**WHAT THE TASK REQUIRES:**
Each line below should be repeated exactly, but no picture should be carried over.

**DATA SHOWN:**
= Beginning of Section =

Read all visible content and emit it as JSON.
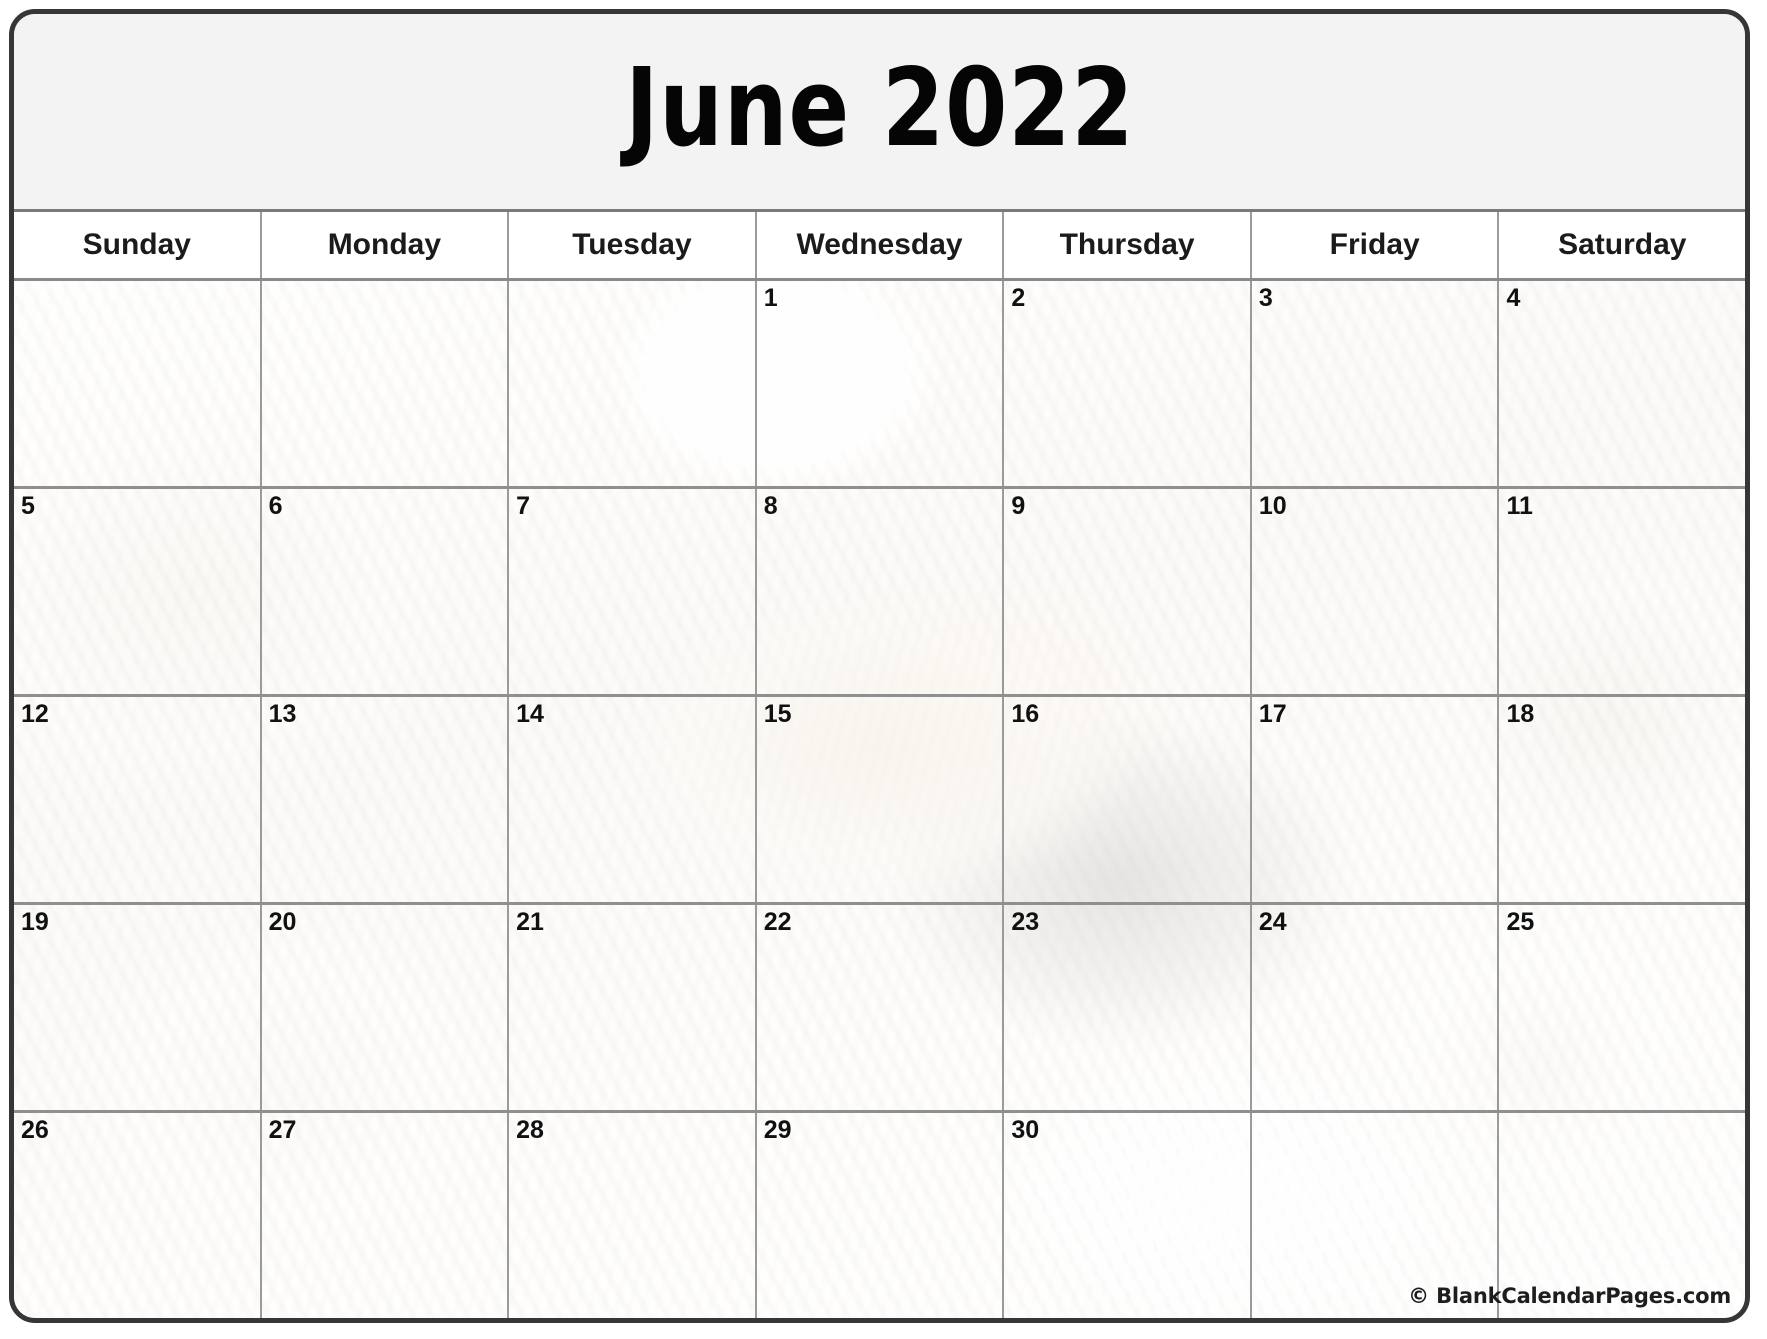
{
  "calendar": {
    "title": "June 2022",
    "month": "June",
    "year": "2022",
    "weekday_headers": [
      "Sunday",
      "Monday",
      "Tuesday",
      "Wednesday",
      "Thursday",
      "Friday",
      "Saturday"
    ],
    "weeks": [
      [
        "",
        "",
        "",
        "1",
        "2",
        "3",
        "4"
      ],
      [
        "5",
        "6",
        "7",
        "8",
        "9",
        "10",
        "11"
      ],
      [
        "12",
        "13",
        "14",
        "15",
        "16",
        "17",
        "18"
      ],
      [
        "19",
        "20",
        "21",
        "22",
        "23",
        "24",
        "25"
      ],
      [
        "26",
        "27",
        "28",
        "29",
        "30",
        "",
        ""
      ]
    ],
    "watermark": "© BlankCalendarPages.com",
    "theme": {
      "border_color": "#363636",
      "title_bg": "#f3f3f3",
      "header_bg": "#ffffff",
      "grid_line_color": "#9a9a9a",
      "text_color": "#111111",
      "background_photo": "seashells-on-sand"
    }
  }
}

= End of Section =

**SOLUTION TO THE EXERCISE:**
Read all visible content and emit it as JSON.
{
  "calendar": {
    "title": "June 2022",
    "month": "June",
    "year": "2022",
    "weekday_headers": [
      "Sunday",
      "Monday",
      "Tuesday",
      "Wednesday",
      "Thursday",
      "Friday",
      "Saturday"
    ],
    "weeks": [
      [
        "",
        "",
        "",
        "1",
        "2",
        "3",
        "4"
      ],
      [
        "5",
        "6",
        "7",
        "8",
        "9",
        "10",
        "11"
      ],
      [
        "12",
        "13",
        "14",
        "15",
        "16",
        "17",
        "18"
      ],
      [
        "19",
        "20",
        "21",
        "22",
        "23",
        "24",
        "25"
      ],
      [
        "26",
        "27",
        "28",
        "29",
        "30",
        "",
        ""
      ]
    ],
    "watermark": "© BlankCalendarPages.com",
    "theme": {
      "border_color": "#363636",
      "title_bg": "#f3f3f3",
      "header_bg": "#ffffff",
      "grid_line_color": "#9a9a9a",
      "text_color": "#111111",
      "background_photo": "seashells-on-sand"
    }
  }
}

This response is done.